EXERCISE: Every line of the data that includes "JSON" should be copied out.

DATASET EXTRACT:
────────────────────
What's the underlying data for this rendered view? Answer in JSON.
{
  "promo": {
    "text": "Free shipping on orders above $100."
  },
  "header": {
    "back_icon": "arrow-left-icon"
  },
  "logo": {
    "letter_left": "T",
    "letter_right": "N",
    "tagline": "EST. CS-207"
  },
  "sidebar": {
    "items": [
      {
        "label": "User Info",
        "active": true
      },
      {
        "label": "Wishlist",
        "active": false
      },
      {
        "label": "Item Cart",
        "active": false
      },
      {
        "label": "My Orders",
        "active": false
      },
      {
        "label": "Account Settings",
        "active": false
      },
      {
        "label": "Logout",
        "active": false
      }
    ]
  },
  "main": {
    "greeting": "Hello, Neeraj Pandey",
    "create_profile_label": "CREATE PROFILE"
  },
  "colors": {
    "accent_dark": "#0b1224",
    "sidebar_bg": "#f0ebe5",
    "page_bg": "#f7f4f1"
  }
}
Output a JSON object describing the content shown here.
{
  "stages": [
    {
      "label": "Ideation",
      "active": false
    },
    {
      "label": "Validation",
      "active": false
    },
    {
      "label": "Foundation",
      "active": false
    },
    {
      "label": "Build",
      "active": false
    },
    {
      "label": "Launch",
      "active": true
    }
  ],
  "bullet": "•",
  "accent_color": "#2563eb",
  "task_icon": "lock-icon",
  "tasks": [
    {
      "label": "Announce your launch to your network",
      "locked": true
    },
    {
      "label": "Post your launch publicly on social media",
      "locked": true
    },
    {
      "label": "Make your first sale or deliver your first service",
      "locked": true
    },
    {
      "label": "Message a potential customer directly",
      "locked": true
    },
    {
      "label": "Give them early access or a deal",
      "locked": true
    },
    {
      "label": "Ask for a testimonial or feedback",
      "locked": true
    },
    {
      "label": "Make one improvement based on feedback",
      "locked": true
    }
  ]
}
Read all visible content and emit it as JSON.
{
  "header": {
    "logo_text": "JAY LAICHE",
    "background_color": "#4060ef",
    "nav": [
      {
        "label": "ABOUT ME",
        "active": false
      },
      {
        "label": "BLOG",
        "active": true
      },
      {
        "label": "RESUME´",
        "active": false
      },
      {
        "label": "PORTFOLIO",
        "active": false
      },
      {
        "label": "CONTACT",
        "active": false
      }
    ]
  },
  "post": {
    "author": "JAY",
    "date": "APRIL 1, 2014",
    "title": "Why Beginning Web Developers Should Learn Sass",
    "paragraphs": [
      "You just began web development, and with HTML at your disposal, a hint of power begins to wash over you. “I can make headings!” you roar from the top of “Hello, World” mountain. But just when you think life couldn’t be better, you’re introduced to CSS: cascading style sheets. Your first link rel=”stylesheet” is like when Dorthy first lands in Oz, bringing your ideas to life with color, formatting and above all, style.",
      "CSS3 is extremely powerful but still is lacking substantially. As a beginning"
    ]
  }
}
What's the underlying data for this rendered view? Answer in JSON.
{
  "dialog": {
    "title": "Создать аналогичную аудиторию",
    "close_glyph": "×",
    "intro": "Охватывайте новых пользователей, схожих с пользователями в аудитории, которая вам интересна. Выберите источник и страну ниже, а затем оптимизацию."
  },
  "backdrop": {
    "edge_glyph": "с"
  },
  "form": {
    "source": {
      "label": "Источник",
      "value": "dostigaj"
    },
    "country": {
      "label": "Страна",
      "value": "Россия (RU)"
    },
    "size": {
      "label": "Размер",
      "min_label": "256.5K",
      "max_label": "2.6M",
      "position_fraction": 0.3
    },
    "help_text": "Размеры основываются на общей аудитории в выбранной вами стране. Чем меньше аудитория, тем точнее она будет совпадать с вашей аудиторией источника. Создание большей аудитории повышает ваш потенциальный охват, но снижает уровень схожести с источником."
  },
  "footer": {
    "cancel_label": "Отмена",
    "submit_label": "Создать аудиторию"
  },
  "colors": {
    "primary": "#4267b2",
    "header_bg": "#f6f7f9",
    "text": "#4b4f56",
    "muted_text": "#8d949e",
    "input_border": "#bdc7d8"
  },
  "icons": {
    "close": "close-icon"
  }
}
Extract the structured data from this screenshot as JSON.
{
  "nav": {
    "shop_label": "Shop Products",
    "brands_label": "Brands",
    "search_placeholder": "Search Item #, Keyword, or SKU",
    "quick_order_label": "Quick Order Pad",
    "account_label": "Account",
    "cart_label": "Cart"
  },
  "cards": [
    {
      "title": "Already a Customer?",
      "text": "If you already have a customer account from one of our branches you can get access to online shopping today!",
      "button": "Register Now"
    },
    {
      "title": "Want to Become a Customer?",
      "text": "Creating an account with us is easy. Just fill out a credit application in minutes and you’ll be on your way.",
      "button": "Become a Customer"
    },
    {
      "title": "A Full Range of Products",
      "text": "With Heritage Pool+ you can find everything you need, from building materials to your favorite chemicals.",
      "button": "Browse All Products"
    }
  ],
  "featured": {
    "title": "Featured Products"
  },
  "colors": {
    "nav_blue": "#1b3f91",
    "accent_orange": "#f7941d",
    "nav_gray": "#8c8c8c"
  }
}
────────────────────
ANSWER AREA:
What's the underlying data for this rendered view? Answer in JSON.
Output a JSON object describing the content shown here.
Read all visible content and emit it as JSON.
What's the underlying data for this rendered view? Answer in JSON.
Extract the structured data from this screenshot as JSON.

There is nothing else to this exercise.